**Task brief**
The records that follow should be returned exactly, pictures excluded.
══ Listed records
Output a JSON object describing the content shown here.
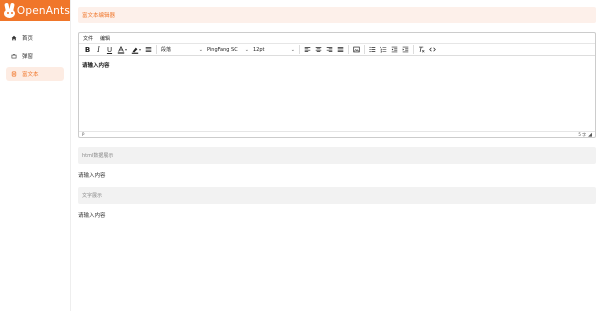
{
  "app": {
    "logo_text": "OpenAnts",
    "brand_color": "#f0762a"
  },
  "sidebar": {
    "items": [
      {
        "label": "首页",
        "icon": "home-icon",
        "active": false
      },
      {
        "label": "弹窗",
        "icon": "popup-icon",
        "active": false
      },
      {
        "label": "富文本",
        "icon": "richtext-icon",
        "active": true
      }
    ]
  },
  "page": {
    "title": "富文本编辑器"
  },
  "editor": {
    "menu": [
      "文件",
      "编辑"
    ],
    "block_format": "段落",
    "font_family": "PingFang SC",
    "font_size": "12pt",
    "content": "请输入内容",
    "status_left": "P",
    "word_count": "5 字"
  },
  "html_preview": {
    "label": "html数据展示",
    "value": "请输入内容"
  },
  "text_preview": {
    "label": "文字展示",
    "value": "请输入内容"
  }
}
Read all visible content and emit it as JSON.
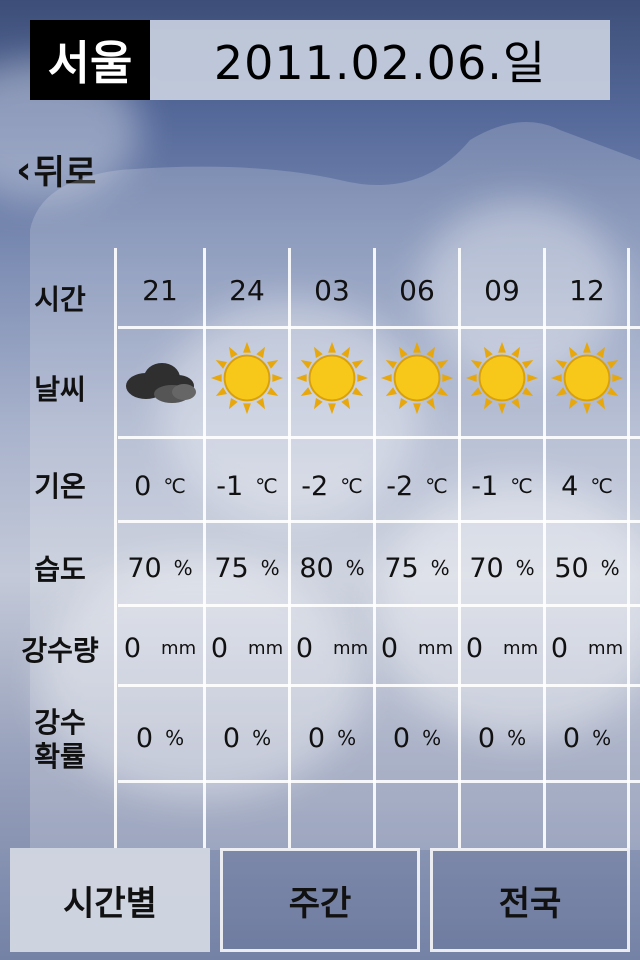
{
  "header": {
    "city": "서울",
    "date": "2011.02.06.일"
  },
  "nav": {
    "back_label": "뒤로",
    "back_icon": "chevron-left-icon"
  },
  "row_labels": {
    "time": "시간",
    "weather": "날씨",
    "temperature": "기온",
    "humidity": "습도",
    "precipitation": "강수량",
    "precip_prob_line1": "강수",
    "precip_prob_line2": "확률"
  },
  "units": {
    "temp": "℃",
    "percent": "%",
    "mm": "mm"
  },
  "forecast": [
    {
      "time": "21",
      "weather": "cloudy",
      "temp": "0",
      "humidity": "70",
      "precip": "0",
      "prob": "0"
    },
    {
      "time": "24",
      "weather": "sunny",
      "temp": "-1",
      "humidity": "75",
      "precip": "0",
      "prob": "0"
    },
    {
      "time": "03",
      "weather": "sunny",
      "temp": "-2",
      "humidity": "80",
      "precip": "0",
      "prob": "0"
    },
    {
      "time": "06",
      "weather": "sunny",
      "temp": "-2",
      "humidity": "75",
      "precip": "0",
      "prob": "0"
    },
    {
      "time": "09",
      "weather": "sunny",
      "temp": "-1",
      "humidity": "70",
      "precip": "0",
      "prob": "0"
    },
    {
      "time": "12",
      "weather": "sunny",
      "temp": "4",
      "humidity": "50",
      "precip": "0",
      "prob": "0"
    }
  ],
  "tabs": [
    {
      "label": "시간별",
      "active": true
    },
    {
      "label": "주간",
      "active": false
    },
    {
      "label": "전국",
      "active": false
    }
  ],
  "colors": {
    "sun": "#f7c81a",
    "sun_ray": "#e8a70a",
    "cloud": "#2f2f2f",
    "header_bg": "#000000"
  }
}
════
**Exercise answer**
Output a JSON object describing the content shown here.
{
  "app": {
    "logo_text": "OpenAnts",
    "brand_color": "#f0762a"
  },
  "sidebar": {
    "items": [
      {
        "label": "首页",
        "icon": "home-icon",
        "active": false
      },
      {
        "label": "弹窗",
        "icon": "popup-icon",
        "active": false
      },
      {
        "label": "富文本",
        "icon": "richtext-icon",
        "active": true
      }
    ]
  },
  "page": {
    "title": "富文本编辑器"
  },
  "editor": {
    "menu": [
      "文件",
      "编辑"
    ],
    "block_format": "段落",
    "font_family": "PingFang SC",
    "font_size": "12pt",
    "content": "请输入内容",
    "status_left": "P",
    "word_count": "5 字"
  },
  "html_preview": {
    "label": "html数据展示",
    "value": "请输入内容"
  },
  "text_preview": {
    "label": "文字展示",
    "value": "请输入内容"
  }
}
Read all visible content and emit it as JSON.
{
  "header": {
    "city": "서울",
    "date": "2011.02.06.일"
  },
  "nav": {
    "back_label": "뒤로",
    "back_icon": "chevron-left-icon"
  },
  "row_labels": {
    "time": "시간",
    "weather": "날씨",
    "temperature": "기온",
    "humidity": "습도",
    "precipitation": "강수량",
    "precip_prob_line1": "강수",
    "precip_prob_line2": "확률"
  },
  "units": {
    "temp": "℃",
    "percent": "%",
    "mm": "mm"
  },
  "forecast": [
    {
      "time": "21",
      "weather": "cloudy",
      "temp": "0",
      "humidity": "70",
      "precip": "0",
      "prob": "0"
    },
    {
      "time": "24",
      "weather": "sunny",
      "temp": "-1",
      "humidity": "75",
      "precip": "0",
      "prob": "0"
    },
    {
      "time": "03",
      "weather": "sunny",
      "temp": "-2",
      "humidity": "80",
      "precip": "0",
      "prob": "0"
    },
    {
      "time": "06",
      "weather": "sunny",
      "temp": "-2",
      "humidity": "75",
      "precip": "0",
      "prob": "0"
    },
    {
      "time": "09",
      "weather": "sunny",
      "temp": "-1",
      "humidity": "70",
      "precip": "0",
      "prob": "0"
    },
    {
      "time": "12",
      "weather": "sunny",
      "temp": "4",
      "humidity": "50",
      "precip": "0",
      "prob": "0"
    }
  ],
  "tabs": [
    {
      "label": "시간별",
      "active": true
    },
    {
      "label": "주간",
      "active": false
    },
    {
      "label": "전국",
      "active": false
    }
  ],
  "colors": {
    "sun": "#f7c81a",
    "sun_ray": "#e8a70a",
    "cloud": "#2f2f2f",
    "header_bg": "#000000"
  }
}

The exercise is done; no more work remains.